= What you need to do =
Please write out the complete listing that follows, exactly as it reads.

┄┄┄┄┄┄

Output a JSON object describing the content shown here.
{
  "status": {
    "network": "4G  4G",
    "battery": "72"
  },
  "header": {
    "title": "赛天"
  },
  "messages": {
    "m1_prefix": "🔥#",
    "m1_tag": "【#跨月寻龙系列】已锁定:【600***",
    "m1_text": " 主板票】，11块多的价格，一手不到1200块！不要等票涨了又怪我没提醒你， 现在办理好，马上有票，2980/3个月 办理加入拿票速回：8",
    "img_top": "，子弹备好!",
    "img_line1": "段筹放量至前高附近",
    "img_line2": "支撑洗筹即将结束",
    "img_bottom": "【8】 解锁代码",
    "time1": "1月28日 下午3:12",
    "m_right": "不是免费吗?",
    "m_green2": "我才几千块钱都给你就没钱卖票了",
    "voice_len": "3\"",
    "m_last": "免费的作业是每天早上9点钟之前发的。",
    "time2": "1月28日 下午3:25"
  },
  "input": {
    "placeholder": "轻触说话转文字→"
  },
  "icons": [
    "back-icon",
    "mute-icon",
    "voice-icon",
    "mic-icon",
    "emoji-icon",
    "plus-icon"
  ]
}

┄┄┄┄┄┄

= Solution =
Output a JSON object describing the content shown here.
{
  "status": {
    "network": "4G  4G",
    "battery": "72"
  },
  "header": {
    "title": "赛天"
  },
  "messages": {
    "m1_prefix": "🔥#",
    "m1_tag": "【#跨月寻龙系列】已锁定:【600***",
    "m1_text": " 主板票】，11块多的价格，一手不到1200块！不要等票涨了又怪我没提醒你， 现在办理好，马上有票，2980/3个月 办理加入拿票速回：8",
    "img_top": "，子弹备好!",
    "img_line1": "段筹放量至前高附近",
    "img_line2": "支撑洗筹即将结束",
    "img_bottom": "【8】 解锁代码",
    "time1": "1月28日 下午3:12",
    "m_right": "不是免费吗?",
    "m_green2": "我才几千块钱都给你就没钱卖票了",
    "voice_len": "3\"",
    "m_last": "免费的作业是每天早上9点钟之前发的。",
    "time2": "1月28日 下午3:25"
  },
  "input": {
    "placeholder": "轻触说话转文字→"
  },
  "icons": [
    "back-icon",
    "mute-icon",
    "voice-icon",
    "mic-icon",
    "emoji-icon",
    "plus-icon"
  ]
}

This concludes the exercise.